If you're not a Blockhead by now, you should be.
As in crime writer Lawrence Block, that is. Much like Elmore Leonard, Block is an ageless hipster with an uncanny eye for detail and wicked wit. Both turn out smoothly plotted tales with absurd regularity, making something difficult look easy. Trying to do what Block and Leonard do is akin to watching a bit of Wimbledon and then taking the court for a few sets with Roger Federer.
Good luck with that.
Block, who just turned 70, serves up another superb story in his latest novel, Hit and Run, the fourth entry in his series on stamp-collecting hit man Keller. Block aficionados know Keller from numerous short stories, as well, including the magnificent "Keller's Double Dribble" last year.
This time out, Keller leaves his beloved New York behind for a job (read: quick murder) in Des Moines, a job, he promises, that will be his last. Keller has built himself a $2.5 million nest egg through an unexpected foray into the financial markets, a series of killer trades he plans to take advantage of by retiring from the killing trade. He envisions an idyllic life beyond the shooting range, filled with leisurely philatelic pursuits. But, of course, there is a catch. Or seven.
Because Keller has been set up, with evidence planted on him for the killing of a leading presidential contender who just happens to be in, yes, Des Moines, when he's gunned down. Now the hunter is the hunted -- and he's running low on cash because of an impulsive stamp buy during his travels.

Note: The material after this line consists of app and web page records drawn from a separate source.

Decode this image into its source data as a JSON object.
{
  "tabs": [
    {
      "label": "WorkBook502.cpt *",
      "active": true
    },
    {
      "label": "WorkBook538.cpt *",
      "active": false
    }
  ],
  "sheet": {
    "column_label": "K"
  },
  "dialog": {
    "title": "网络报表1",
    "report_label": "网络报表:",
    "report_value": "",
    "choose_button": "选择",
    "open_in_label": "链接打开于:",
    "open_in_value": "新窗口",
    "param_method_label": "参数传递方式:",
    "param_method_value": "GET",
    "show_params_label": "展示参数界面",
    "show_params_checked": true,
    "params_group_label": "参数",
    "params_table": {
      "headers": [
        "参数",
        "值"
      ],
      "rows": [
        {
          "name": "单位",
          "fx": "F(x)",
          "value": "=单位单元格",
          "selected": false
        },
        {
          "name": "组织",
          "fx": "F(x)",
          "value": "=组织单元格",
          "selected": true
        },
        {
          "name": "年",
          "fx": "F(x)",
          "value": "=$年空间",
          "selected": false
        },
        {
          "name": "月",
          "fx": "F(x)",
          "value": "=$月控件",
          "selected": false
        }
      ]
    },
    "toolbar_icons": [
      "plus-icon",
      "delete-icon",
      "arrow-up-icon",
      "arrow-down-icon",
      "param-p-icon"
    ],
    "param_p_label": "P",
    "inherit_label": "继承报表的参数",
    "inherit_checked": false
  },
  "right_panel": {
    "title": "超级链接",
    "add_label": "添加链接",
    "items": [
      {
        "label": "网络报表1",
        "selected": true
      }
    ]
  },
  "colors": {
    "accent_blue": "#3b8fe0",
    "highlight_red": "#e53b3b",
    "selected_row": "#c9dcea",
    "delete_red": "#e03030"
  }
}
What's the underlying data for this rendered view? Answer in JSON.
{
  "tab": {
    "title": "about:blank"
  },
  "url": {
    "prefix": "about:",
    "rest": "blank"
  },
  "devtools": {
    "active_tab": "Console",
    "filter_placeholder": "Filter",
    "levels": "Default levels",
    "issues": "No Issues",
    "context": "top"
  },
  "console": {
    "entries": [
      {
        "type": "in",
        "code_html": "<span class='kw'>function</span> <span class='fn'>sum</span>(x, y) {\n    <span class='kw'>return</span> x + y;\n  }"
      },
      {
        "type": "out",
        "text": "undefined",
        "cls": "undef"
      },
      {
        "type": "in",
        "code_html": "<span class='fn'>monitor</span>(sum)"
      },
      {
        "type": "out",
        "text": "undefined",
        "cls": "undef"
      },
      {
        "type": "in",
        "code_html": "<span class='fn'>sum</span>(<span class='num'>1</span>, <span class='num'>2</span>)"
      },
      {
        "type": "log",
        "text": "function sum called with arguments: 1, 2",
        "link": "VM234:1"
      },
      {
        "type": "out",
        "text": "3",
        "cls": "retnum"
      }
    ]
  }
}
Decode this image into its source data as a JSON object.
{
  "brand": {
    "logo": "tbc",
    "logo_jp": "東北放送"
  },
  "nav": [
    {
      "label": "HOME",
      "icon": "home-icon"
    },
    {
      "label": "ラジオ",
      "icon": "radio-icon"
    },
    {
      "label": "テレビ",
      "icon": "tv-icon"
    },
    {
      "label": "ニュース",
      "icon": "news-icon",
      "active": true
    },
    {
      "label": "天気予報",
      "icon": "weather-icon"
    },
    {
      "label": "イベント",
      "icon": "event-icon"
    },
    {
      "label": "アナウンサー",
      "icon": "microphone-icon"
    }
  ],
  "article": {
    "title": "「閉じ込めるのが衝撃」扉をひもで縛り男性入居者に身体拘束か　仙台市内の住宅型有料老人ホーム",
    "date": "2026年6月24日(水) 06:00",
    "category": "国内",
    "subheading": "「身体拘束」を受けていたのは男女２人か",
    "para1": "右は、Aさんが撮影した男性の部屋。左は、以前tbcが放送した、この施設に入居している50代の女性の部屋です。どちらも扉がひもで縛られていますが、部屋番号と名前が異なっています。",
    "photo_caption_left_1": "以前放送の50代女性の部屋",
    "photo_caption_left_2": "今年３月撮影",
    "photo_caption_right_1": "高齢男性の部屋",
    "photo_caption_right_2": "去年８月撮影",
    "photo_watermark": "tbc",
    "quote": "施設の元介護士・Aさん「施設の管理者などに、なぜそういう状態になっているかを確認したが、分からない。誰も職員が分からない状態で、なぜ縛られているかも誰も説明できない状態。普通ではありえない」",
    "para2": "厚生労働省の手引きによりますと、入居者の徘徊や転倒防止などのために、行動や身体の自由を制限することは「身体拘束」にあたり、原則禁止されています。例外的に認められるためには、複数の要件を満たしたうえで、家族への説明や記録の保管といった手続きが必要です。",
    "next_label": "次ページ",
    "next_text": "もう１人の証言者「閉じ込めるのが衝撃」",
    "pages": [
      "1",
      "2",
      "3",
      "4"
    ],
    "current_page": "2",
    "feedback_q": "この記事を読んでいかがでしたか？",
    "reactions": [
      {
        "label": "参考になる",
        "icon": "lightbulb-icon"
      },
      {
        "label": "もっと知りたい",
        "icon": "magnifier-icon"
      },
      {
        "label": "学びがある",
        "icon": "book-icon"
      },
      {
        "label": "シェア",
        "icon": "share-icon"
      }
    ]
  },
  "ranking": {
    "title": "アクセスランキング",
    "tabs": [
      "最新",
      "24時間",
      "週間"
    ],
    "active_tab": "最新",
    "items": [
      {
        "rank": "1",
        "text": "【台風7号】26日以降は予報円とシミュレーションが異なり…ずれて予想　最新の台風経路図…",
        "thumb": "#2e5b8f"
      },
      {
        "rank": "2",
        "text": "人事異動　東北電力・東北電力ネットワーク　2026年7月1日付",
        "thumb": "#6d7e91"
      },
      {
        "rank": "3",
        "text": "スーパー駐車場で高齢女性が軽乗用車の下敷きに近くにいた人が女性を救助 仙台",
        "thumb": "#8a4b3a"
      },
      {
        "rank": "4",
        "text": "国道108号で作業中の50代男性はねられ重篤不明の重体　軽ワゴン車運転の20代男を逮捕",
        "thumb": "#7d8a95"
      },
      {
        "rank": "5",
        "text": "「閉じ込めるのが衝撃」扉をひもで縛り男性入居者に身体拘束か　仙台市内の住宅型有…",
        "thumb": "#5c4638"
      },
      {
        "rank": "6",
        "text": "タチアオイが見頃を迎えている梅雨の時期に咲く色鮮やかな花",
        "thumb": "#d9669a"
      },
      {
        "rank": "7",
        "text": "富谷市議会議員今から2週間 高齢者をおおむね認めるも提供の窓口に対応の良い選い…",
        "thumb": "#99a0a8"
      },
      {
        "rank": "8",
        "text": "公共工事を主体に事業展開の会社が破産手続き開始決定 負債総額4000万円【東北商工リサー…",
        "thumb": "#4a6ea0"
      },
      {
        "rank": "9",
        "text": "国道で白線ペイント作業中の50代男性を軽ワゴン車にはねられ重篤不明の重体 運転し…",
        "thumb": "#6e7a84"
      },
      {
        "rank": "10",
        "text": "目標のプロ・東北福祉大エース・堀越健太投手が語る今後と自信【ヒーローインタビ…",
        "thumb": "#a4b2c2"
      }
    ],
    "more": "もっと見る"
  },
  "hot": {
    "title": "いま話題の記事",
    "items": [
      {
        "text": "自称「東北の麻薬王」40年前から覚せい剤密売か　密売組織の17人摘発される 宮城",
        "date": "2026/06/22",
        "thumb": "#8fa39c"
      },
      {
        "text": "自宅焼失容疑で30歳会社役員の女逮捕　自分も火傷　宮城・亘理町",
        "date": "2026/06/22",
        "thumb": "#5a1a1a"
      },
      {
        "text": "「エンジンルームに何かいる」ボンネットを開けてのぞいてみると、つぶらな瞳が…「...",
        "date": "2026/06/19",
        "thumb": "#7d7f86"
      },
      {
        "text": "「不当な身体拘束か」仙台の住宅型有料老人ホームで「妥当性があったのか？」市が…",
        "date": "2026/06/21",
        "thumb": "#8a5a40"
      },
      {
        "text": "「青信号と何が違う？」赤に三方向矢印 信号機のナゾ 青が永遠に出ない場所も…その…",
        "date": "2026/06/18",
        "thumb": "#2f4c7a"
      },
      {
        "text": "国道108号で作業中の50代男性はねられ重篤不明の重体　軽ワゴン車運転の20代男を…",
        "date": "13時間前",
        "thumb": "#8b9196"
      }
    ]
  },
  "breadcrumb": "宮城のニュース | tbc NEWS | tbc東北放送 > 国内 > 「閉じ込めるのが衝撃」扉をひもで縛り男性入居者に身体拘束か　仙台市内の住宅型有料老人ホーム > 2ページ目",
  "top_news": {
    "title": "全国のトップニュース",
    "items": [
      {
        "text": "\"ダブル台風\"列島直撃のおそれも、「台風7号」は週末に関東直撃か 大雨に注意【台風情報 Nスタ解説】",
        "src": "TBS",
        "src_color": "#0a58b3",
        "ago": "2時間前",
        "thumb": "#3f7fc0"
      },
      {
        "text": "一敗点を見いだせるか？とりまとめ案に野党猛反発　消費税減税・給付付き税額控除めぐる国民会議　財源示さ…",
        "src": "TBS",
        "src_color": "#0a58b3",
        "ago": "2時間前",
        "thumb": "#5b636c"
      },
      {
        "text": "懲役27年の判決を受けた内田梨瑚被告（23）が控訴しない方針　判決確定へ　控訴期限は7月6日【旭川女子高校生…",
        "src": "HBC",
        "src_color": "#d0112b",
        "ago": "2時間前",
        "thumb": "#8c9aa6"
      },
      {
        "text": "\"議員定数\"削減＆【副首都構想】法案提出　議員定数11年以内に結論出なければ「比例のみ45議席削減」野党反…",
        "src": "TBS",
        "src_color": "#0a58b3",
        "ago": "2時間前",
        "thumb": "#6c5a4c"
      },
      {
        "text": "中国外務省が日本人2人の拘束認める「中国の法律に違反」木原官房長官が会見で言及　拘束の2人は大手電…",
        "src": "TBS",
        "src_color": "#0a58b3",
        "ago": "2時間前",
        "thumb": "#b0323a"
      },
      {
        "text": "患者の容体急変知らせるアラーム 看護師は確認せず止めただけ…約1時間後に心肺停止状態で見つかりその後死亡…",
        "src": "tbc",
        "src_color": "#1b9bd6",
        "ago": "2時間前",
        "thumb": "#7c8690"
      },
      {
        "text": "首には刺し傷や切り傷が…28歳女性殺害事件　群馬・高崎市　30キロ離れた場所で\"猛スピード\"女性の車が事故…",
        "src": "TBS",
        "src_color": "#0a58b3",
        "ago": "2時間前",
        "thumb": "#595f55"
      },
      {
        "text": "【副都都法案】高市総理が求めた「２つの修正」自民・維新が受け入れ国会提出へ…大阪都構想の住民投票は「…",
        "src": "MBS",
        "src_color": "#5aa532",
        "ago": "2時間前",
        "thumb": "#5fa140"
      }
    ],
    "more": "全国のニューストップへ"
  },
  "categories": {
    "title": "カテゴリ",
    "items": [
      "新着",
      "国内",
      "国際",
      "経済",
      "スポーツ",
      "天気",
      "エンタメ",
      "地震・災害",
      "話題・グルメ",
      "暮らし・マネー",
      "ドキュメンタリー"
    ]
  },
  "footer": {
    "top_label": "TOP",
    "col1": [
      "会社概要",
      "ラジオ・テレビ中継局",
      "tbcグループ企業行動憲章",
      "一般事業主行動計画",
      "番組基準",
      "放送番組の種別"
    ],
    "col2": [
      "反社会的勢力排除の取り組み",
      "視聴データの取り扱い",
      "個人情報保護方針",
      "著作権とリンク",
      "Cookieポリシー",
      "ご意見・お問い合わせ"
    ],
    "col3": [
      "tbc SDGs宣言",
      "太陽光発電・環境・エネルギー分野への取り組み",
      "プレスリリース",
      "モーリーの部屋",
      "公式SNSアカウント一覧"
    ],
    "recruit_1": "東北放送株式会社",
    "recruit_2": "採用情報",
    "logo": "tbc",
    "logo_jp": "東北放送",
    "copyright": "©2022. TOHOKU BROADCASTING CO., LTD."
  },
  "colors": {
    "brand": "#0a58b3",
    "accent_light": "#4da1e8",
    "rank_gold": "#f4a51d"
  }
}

Just one other problem: Whoever set Keller up also provided photos of him to CNN and the rest of the incessantly gabbing media hordes, making it all but impossible for the most resourceful of hit men to get back to New York, where he believes all will be well. Unless, of course, it's not.
And how does Keller learn of the mess he's inherited? He sees his face plastered across a TV screen during a report on the political assassination. Uh-oh.
Block would have a perfectly entertaining book with that set-up alone: solid plot, good pacing and plenty of intrigue. But what separates him from the legions of mystery writers filling airport paperback racks are his characters. Block has more offshoots than Gene Roddenberry, from the Bernie Rhodenbarr series to Matthew Scudder and on to Keller. In each case, quirks and quotidian pursuits manage to turn lives intertwined with violence into an oxymoronic reading pleasure: grounded fantasy.
Consider Keller's visit to a stamp shop discovered while killing time. Block sets the scene with typical verve:
"The dealer, a tall and gaunt gentleman whose face was frozen on one side by what he had explained was Bell's palsy, gave a one-side-of-the-face chuckle."
From there, Block drags Keller -- a quintessential New Yorker -- across the country, on the lam in a stolen Sentra with little to subsist on beyond droopy fries, moldering milkshakes and matinee-movie popcorn. Finally, Block plops his anti-hero into a land of gustatory glee (New Orleans). Slowly, he begins to piece together a new life: new name, new haunts and -- dare we say it? -- a new love interest. Yes, really. And despite Keller's penchant for loner status, Block manages to make this relationship not only plausible, but entertaining.
No worries, Block isn't going soft. Instead, Keller begins to mull things over and decides he'd like to take revenge on whoever set him up in Des Moines. There is no Big Easy for hit men, right?
In the end, Keller puts his stamp on yet another smartly crafted popular novel. Free of flab, Hit and Run hits the mark again and again.